* [INSTRUCTIONS FOR THE TASK]
Among the entries below, find the lines with "Professional" and copy them.
──────────
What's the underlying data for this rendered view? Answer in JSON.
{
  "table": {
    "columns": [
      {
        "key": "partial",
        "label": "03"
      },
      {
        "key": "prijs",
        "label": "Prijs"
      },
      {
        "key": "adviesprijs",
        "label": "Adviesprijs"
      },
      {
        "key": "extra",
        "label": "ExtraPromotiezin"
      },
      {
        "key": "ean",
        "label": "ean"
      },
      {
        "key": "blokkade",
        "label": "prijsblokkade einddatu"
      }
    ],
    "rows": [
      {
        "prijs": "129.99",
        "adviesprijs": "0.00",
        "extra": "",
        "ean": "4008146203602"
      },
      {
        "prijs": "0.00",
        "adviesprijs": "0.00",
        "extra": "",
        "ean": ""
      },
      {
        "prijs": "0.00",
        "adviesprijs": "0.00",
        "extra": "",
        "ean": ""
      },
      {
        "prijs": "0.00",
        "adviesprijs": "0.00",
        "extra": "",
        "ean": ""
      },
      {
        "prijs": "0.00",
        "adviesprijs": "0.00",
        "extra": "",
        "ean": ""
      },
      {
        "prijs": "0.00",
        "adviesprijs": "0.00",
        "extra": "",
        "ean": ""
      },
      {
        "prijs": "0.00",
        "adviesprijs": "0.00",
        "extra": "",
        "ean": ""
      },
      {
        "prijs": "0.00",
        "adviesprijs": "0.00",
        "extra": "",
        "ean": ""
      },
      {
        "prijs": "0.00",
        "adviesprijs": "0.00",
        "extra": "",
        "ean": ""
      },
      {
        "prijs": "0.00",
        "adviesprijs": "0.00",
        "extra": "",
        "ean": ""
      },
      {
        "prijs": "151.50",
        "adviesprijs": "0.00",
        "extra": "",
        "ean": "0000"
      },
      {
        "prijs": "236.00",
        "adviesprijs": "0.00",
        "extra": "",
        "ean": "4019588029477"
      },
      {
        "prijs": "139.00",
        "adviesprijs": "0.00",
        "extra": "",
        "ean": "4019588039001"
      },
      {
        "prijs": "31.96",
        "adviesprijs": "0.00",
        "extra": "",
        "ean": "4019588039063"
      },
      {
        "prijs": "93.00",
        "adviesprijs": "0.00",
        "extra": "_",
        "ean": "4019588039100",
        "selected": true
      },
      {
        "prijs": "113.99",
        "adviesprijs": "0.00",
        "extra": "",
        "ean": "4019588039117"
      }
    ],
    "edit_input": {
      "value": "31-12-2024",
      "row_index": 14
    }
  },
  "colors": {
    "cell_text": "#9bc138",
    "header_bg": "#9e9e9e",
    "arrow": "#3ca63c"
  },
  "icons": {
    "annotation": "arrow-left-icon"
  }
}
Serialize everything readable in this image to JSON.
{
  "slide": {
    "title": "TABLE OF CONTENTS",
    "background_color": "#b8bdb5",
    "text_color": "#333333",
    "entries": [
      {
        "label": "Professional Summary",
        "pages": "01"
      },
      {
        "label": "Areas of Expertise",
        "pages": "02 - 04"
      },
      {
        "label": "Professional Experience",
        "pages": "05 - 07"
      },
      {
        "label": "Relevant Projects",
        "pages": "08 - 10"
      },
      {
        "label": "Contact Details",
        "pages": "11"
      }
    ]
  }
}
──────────
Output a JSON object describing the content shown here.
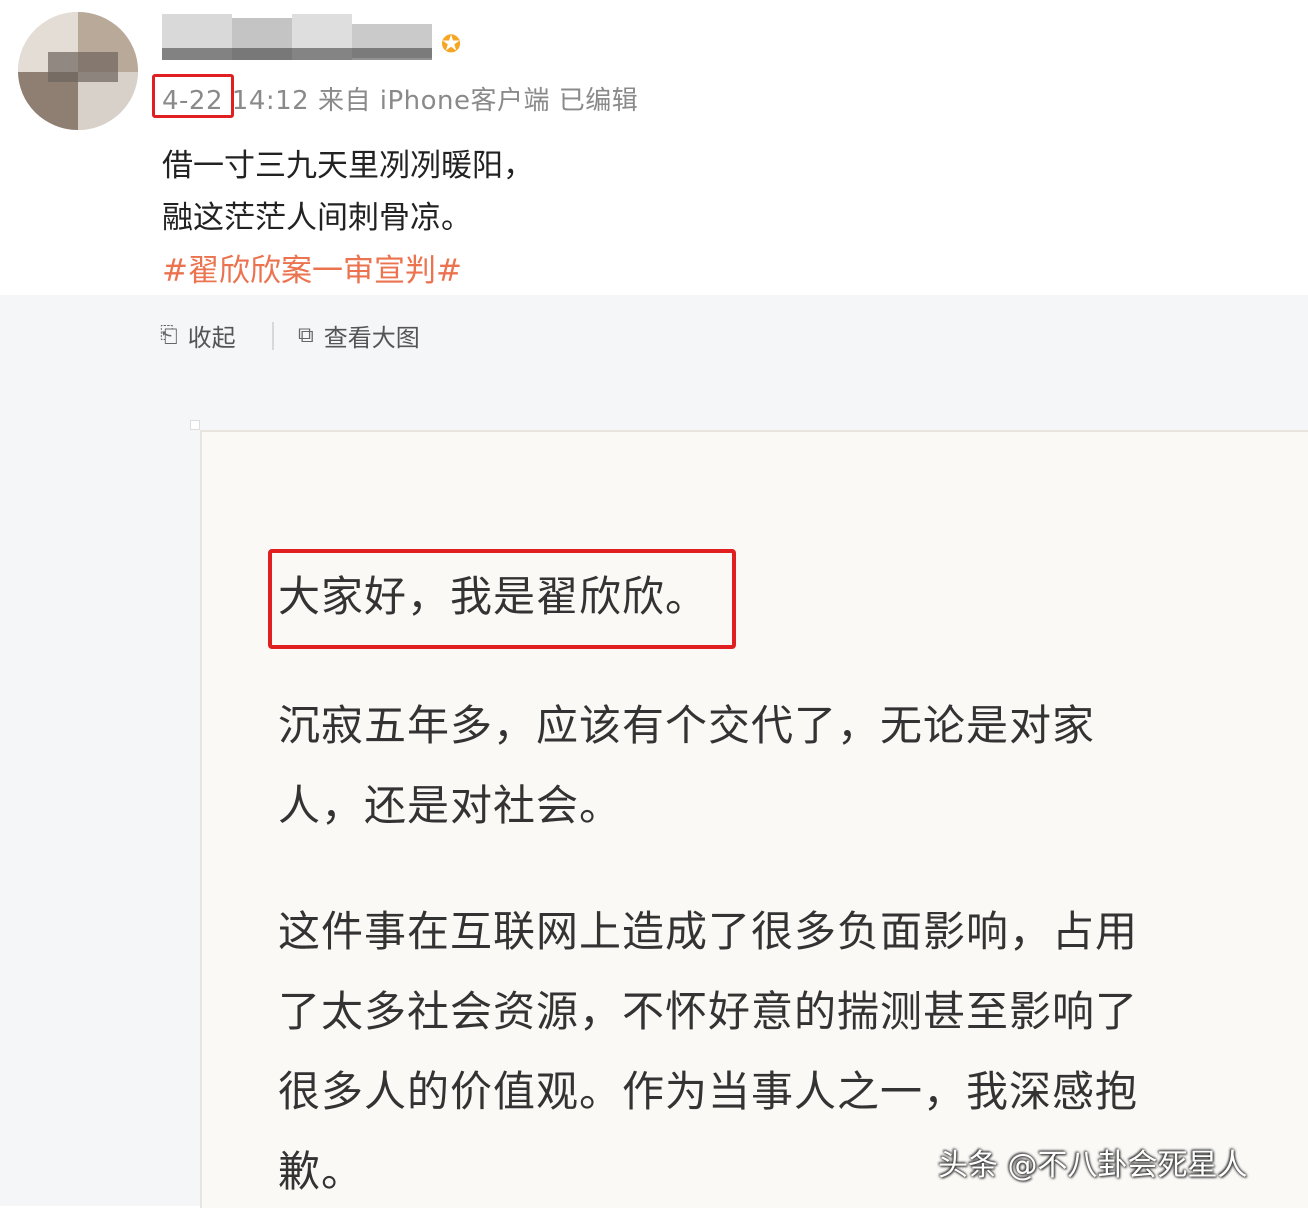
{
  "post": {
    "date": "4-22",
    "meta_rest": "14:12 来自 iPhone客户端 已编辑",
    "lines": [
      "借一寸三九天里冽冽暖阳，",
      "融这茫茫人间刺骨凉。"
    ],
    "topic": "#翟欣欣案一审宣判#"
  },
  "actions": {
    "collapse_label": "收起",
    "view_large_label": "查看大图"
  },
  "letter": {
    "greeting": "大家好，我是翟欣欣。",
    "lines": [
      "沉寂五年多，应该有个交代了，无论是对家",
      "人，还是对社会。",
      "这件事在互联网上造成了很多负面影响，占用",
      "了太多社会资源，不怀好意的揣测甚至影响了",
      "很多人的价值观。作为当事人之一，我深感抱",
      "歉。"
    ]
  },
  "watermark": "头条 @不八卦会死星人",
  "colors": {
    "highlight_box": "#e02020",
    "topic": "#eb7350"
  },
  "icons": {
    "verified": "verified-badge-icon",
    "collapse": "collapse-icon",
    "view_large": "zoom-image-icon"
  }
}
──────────
* [ANSWER SPACE]
        "label": "Professional Summary",
        "label": "Professional Experience",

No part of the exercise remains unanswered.